Data listing section start
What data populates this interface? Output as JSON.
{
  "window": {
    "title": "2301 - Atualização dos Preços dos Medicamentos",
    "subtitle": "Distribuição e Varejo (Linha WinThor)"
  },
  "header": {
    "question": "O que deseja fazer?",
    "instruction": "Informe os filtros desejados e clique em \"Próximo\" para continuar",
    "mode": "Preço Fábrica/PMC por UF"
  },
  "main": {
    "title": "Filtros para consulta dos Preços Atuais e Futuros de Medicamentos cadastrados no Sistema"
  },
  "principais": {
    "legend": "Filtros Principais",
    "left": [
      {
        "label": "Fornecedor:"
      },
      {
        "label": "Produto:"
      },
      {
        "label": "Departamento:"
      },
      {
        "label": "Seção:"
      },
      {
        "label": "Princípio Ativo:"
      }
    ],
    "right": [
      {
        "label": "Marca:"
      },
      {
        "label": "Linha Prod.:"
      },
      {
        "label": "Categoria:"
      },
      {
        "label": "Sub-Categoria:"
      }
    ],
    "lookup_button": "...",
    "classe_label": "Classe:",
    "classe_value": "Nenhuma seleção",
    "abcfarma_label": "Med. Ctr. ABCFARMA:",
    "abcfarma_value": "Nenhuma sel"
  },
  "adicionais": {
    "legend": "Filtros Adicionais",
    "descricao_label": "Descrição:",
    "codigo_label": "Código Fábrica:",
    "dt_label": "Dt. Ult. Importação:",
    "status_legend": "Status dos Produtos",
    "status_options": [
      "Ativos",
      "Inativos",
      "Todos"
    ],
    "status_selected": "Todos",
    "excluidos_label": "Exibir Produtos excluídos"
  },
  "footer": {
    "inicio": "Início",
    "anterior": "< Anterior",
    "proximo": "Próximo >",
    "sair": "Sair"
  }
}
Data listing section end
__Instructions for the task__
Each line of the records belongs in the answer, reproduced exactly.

__Expected answer__
What data populates this interface? Output as JSON.
{
  "window": {
    "title": "2301 - Atualização dos Preços dos Medicamentos",
    "subtitle": "Distribuição e Varejo (Linha WinThor)"
  },
  "header": {
    "question": "O que deseja fazer?",
    "instruction": "Informe os filtros desejados e clique em \"Próximo\" para continuar",
    "mode": "Preço Fábrica/PMC por UF"
  },
  "main": {
    "title": "Filtros para consulta dos Preços Atuais e Futuros de Medicamentos cadastrados no Sistema"
  },
  "principais": {
    "legend": "Filtros Principais",
    "left": [
      {
        "label": "Fornecedor:"
      },
      {
        "label": "Produto:"
      },
      {
        "label": "Departamento:"
      },
      {
        "label": "Seção:"
      },
      {
        "label": "Princípio Ativo:"
      }
    ],
    "right": [
      {
        "label": "Marca:"
      },
      {
        "label": "Linha Prod.:"
      },
      {
        "label": "Categoria:"
      },
      {
        "label": "Sub-Categoria:"
      }
    ],
    "lookup_button": "...",
    "classe_label": "Classe:",
    "classe_value": "Nenhuma seleção",
    "abcfarma_label": "Med. Ctr. ABCFARMA:",
    "abcfarma_value": "Nenhuma sel"
  },
  "adicionais": {
    "legend": "Filtros Adicionais",
    "descricao_label": "Descrição:",
    "codigo_label": "Código Fábrica:",
    "dt_label": "Dt. Ult. Importação:",
    "status_legend": "Status dos Produtos",
    "status_options": [
      "Ativos",
      "Inativos",
      "Todos"
    ],
    "status_selected": "Todos",
    "excluidos_label": "Exibir Produtos excluídos"
  },
  "footer": {
    "inicio": "Início",
    "anterior": "< Anterior",
    "proximo": "Próximo >",
    "sair": "Sair"
  }
}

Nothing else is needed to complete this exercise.